-- DATA FOR THIS TASK follows --

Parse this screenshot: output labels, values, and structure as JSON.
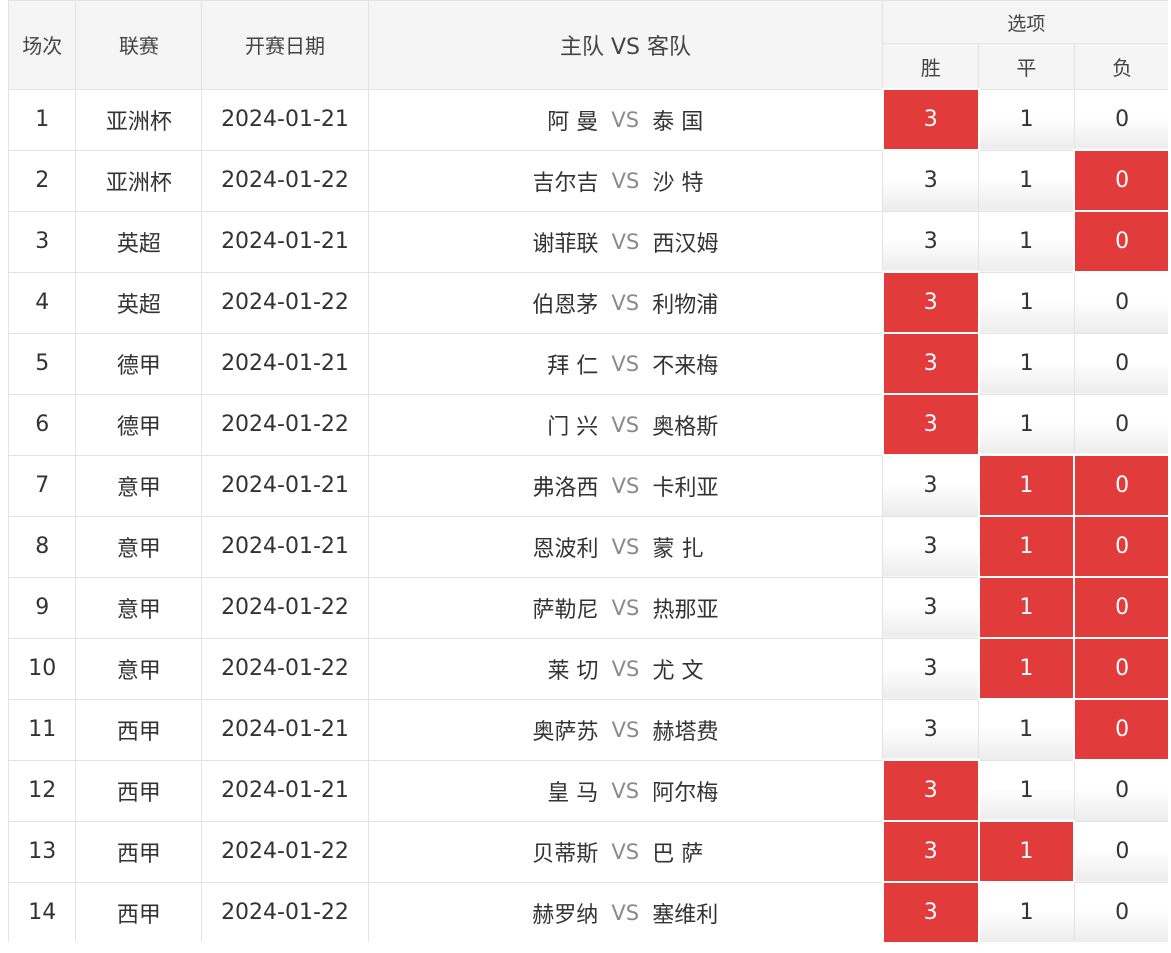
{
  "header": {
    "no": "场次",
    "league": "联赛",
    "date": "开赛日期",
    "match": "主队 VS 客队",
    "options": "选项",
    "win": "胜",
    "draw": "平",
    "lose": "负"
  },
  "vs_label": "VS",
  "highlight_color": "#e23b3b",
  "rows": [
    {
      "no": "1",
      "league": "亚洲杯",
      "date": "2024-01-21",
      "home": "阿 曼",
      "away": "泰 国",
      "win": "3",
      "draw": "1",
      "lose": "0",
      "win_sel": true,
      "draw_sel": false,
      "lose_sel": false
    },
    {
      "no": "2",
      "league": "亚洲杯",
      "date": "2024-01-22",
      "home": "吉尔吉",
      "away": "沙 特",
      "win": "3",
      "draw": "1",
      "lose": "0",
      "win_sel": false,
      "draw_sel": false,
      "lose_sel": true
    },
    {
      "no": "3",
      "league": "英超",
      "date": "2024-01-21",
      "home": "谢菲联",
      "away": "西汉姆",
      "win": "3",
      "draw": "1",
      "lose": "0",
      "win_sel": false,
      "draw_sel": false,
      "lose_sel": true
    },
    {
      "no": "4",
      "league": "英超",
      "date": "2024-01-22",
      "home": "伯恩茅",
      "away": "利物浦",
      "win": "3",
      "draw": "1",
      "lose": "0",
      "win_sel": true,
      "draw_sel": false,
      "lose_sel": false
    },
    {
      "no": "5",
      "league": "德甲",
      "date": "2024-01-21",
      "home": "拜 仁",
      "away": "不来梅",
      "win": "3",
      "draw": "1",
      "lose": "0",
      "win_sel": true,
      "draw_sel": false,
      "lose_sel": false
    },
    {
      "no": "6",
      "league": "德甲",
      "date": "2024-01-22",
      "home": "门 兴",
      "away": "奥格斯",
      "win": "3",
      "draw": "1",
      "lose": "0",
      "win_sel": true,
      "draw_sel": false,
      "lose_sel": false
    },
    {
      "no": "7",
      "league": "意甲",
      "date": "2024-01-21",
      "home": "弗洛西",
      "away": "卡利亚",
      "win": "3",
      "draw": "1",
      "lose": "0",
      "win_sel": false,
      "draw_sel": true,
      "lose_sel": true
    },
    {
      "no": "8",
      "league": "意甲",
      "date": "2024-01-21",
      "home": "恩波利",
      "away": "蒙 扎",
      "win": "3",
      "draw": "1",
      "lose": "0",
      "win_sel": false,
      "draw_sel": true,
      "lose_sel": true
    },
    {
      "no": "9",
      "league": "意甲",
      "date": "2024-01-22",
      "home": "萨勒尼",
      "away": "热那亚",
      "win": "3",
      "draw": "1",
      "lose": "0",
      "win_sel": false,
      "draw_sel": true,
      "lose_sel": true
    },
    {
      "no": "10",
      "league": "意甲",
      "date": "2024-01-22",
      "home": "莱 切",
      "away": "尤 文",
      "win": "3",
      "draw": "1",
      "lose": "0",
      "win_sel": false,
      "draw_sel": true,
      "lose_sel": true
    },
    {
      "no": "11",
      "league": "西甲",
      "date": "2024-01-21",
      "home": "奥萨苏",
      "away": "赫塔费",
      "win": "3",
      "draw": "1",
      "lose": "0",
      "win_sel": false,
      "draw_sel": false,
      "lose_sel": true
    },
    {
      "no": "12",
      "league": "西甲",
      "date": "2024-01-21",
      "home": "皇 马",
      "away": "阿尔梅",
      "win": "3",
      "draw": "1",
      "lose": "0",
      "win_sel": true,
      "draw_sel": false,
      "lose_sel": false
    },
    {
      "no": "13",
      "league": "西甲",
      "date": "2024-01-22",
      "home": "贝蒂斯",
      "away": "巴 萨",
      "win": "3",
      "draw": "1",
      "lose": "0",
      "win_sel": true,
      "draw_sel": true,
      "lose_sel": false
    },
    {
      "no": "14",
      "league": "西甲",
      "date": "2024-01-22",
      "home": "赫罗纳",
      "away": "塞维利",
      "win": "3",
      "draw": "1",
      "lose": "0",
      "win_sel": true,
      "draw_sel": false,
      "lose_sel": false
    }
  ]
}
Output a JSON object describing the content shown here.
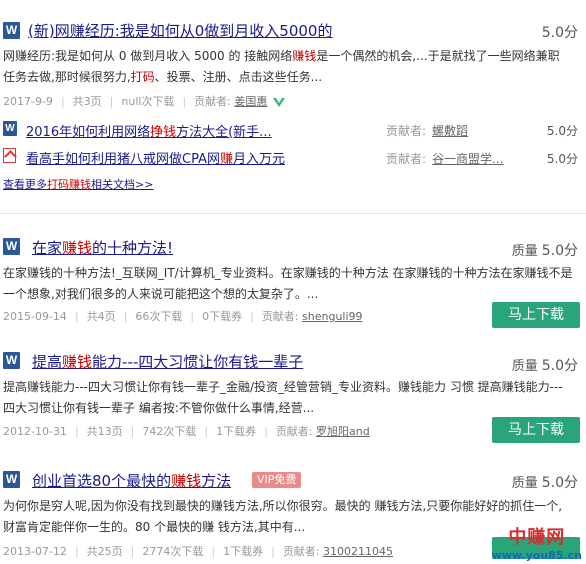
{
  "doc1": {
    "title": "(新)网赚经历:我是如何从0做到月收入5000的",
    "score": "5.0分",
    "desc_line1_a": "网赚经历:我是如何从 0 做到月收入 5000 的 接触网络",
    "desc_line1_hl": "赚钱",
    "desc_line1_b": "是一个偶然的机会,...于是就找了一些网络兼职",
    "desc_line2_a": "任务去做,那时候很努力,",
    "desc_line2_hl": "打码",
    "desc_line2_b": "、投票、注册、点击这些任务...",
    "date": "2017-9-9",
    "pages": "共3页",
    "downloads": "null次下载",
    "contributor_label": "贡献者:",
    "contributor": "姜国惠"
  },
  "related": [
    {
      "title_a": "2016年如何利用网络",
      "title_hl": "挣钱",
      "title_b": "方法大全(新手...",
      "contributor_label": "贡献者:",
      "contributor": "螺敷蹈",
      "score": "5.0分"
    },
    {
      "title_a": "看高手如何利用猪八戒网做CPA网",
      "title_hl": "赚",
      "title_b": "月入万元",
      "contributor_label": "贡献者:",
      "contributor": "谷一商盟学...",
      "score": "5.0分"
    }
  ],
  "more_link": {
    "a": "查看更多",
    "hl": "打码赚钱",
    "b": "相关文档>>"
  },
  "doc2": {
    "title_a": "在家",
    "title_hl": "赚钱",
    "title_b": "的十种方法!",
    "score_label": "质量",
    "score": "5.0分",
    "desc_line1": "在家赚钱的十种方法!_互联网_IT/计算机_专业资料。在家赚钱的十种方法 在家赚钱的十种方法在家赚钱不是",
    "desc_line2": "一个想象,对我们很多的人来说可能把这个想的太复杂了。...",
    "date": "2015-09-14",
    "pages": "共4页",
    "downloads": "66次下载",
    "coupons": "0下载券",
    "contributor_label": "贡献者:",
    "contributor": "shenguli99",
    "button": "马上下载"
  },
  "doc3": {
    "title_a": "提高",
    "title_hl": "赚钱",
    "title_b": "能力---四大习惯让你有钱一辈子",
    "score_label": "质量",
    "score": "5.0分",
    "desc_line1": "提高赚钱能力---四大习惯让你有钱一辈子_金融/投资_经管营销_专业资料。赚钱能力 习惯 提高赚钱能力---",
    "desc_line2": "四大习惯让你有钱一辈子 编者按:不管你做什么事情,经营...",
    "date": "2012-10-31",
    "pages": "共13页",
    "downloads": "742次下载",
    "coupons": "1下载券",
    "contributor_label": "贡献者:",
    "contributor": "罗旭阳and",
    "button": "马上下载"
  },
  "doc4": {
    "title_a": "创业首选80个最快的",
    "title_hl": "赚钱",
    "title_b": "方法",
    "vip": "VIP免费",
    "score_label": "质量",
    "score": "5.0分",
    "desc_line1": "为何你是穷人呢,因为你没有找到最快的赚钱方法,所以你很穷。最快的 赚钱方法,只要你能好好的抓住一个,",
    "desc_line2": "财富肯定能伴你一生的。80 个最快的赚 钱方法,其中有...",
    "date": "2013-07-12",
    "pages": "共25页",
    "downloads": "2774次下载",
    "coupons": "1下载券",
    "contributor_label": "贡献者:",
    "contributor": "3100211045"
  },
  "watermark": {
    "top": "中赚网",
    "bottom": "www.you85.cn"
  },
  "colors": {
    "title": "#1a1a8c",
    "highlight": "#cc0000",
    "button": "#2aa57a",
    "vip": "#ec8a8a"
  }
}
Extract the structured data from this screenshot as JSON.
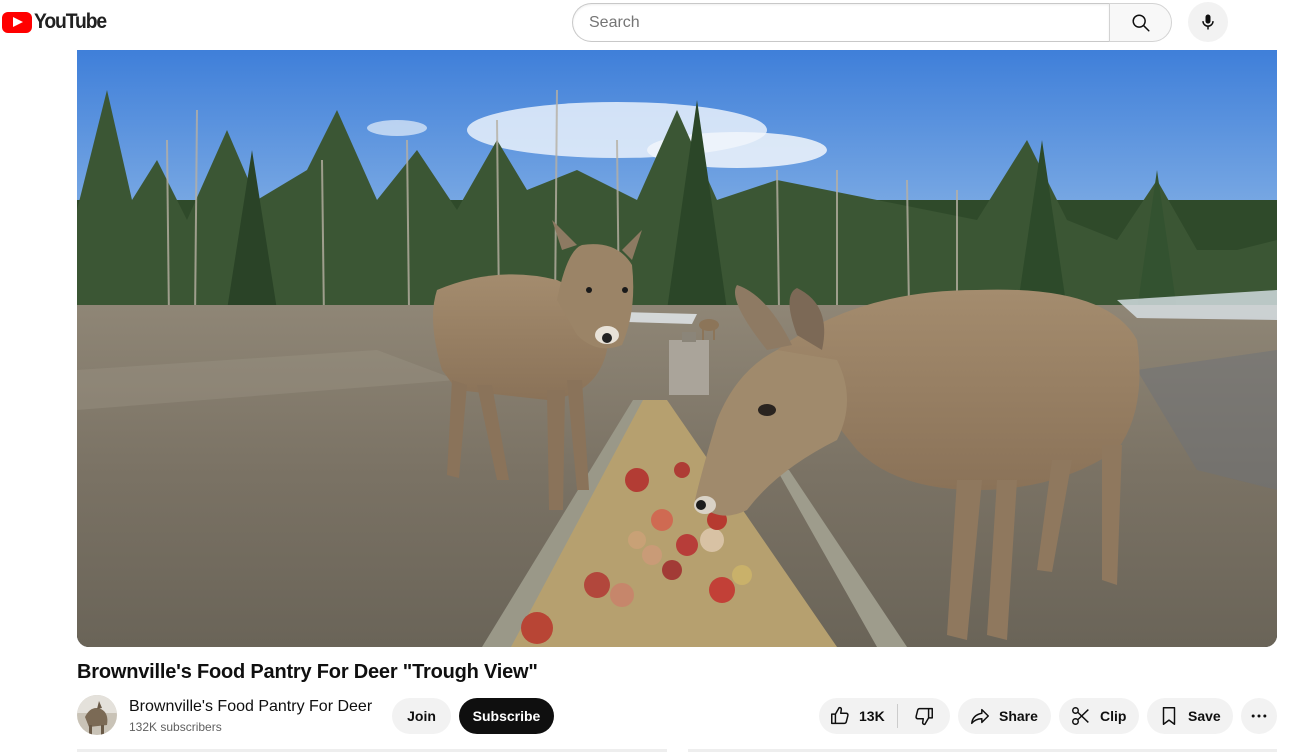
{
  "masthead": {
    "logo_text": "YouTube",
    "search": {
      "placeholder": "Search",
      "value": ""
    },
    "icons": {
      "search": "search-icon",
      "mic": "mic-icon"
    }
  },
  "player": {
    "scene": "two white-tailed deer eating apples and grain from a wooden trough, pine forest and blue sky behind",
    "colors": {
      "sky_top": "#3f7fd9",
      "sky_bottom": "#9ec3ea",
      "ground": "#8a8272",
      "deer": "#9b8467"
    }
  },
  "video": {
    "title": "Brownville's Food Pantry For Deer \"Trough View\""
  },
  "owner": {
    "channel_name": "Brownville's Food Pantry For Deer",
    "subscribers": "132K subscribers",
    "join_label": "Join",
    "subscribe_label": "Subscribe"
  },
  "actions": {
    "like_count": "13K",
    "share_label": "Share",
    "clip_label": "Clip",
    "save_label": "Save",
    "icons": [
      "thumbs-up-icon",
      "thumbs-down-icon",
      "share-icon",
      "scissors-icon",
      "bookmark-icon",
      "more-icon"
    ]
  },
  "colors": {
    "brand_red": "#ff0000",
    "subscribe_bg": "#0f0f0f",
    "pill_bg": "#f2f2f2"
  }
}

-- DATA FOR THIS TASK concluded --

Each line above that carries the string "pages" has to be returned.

    "pages": "共3页",
    "pages": "共4页",
    "pages": "共13页",
    "pages": "共25页",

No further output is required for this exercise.